Antoinette Perry, the namesake of the Tony Awards, got her start at the Elitch Theatre in the early 1900s at the age of 11. A couple of years later, Cecil B. DeMille – who is credited with later creating the Hollywood industry – was part of the summer stock cast at the theater.
Before there were the theater’s saviors of the 21st century, there was Helen Bonfils. She acted at Elitch’s for many years, was a longtime manager of The Denver Post, and, in the 1950s, was the richest woman in Denver.
She financed an expansion of the theater that saw new seating added as well as the addition of a fly building backstage that allows for complex mechanics when it comes to props and other production techniques.
The theater closed in 1991. Elitch Gardens closed in 1995 and moved to the downtown location where it remains today.
And while the theater was saved from redevelopment by a historical designation shortly thereafter, it was abandoned and fell into disrepair.
Photos: Denver's historic Elitch Theatre through the years
“The No. 1 search term people used to find our website was ‘abandoned buildings near me,’” Rowley said. “And so for many, many years, we didn't look very ready for prime time.”
Getting the theater ready for prime time became the mission of the Historic Elitch Theatre Foundation.
Last year marked 20 years of renovation efforts.

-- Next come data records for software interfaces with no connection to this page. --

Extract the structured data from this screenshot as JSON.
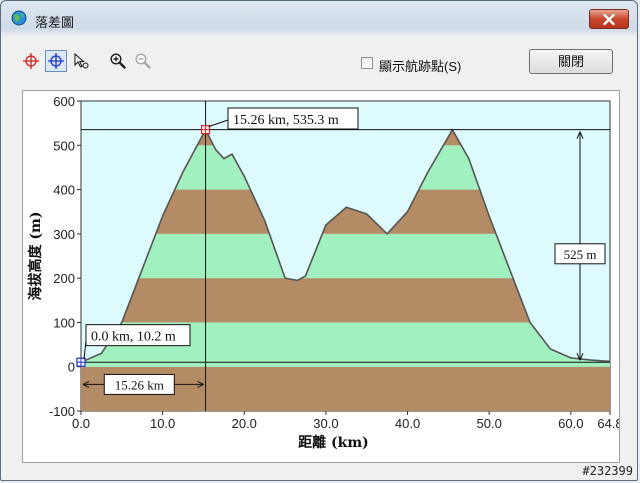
{
  "window": {
    "title": "落差圖",
    "close_icon": "close-icon"
  },
  "toolbar": {
    "tools": [
      {
        "name": "crosshair-red-icon",
        "color": "#d42020"
      },
      {
        "name": "crosshair-blue-icon",
        "color": "#2030c8"
      },
      {
        "name": "select-cursor-icon"
      },
      {
        "name": "zoom-in-icon"
      },
      {
        "name": "zoom-out-icon"
      }
    ],
    "show_waypoints_label": "顯示航跡點(S)",
    "show_waypoints_checked": false,
    "close_label": "關閉"
  },
  "chart_data": {
    "type": "area",
    "xlabel": "距離 (km)",
    "ylabel": "海拔高度 (m)",
    "xlim": [
      0,
      64.8
    ],
    "ylim": [
      -100,
      600
    ],
    "x_ticks": [
      "0.0",
      "10.0",
      "20.0",
      "30.0",
      "40.0",
      "50.0",
      "60.0",
      "64.8"
    ],
    "y_ticks": [
      "-100",
      "0",
      "100",
      "200",
      "300",
      "400",
      "500",
      "600"
    ],
    "band_colors": [
      "#b38b64",
      "#a0f0c0"
    ],
    "band_step": 100,
    "background": "#ddfbfd",
    "line_color": "#555555",
    "profile": {
      "x": [
        0,
        2.5,
        5,
        7.5,
        10,
        12.5,
        15.26,
        16.5,
        17.5,
        18.5,
        20,
        22.5,
        25,
        26.5,
        27.5,
        30,
        32.5,
        35,
        37.5,
        40,
        42.5,
        45.5,
        47.5,
        50,
        52.5,
        55,
        57.5,
        60,
        62.5,
        64.8
      ],
      "y": [
        10.2,
        30,
        100,
        220,
        340,
        440,
        535.3,
        490,
        470,
        480,
        430,
        330,
        200,
        195,
        205,
        320,
        360,
        345,
        300,
        350,
        440,
        535,
        470,
        340,
        220,
        100,
        40,
        20,
        15,
        12
      ]
    },
    "markers": [
      {
        "x": 0.0,
        "y": 10.2,
        "label": "0.0 km, 10.2 m",
        "color": "#2030c8"
      },
      {
        "x": 15.26,
        "y": 535.3,
        "label": "15.26 km, 535.3 m",
        "color": "#d42020"
      }
    ],
    "distance_label": "15.26 km",
    "height_diff_label": "525 m"
  },
  "watermark": "#232399"
}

Approvals can take months, and the requirements of historic recognition spare no attention to detail.
Rowley recalled the individual removal of every decorative rafter on the front of the building. Each had to be traced onto a new piece of wood, down to every notch and dent, he said, before it could be replaced.
“The nice thing is, you know what you're looking at is what was here 100 years ago,” he said. “And so as much as the process is a little painful, it's the thing I love about it is that you know that this is legit, and, and it's historic.”
While the renovation is not complete, the theater has reopened for business.
It’s hosting free summer movie nights every other Friday this summer, as well as what they call “First Friday history tours” where you can see and feel the magic of 132 years for yourself.
Doors open at 6 p.m. for the movie nights, and each “First Friday” event includes two different tour times. You can find more about the schedule for those events on the theater’s website here.
Up next for the foundation is the hopeful return of live theater.
“This summer, we kept it kind of manageable, but we're really hoping next summer [...] to get live theater back on the stage,” Rowley said, adding that the mission could include partnerships with local theater groups.
Then he said, the foundation hopes to complete work on things like lighting, rigging and sound to make high-quality theater happen again inside Elitch’s.
“Our hope is that the theater kind of becomes a cultural arts hub for the the neighborhood and for the area,” Rowley said.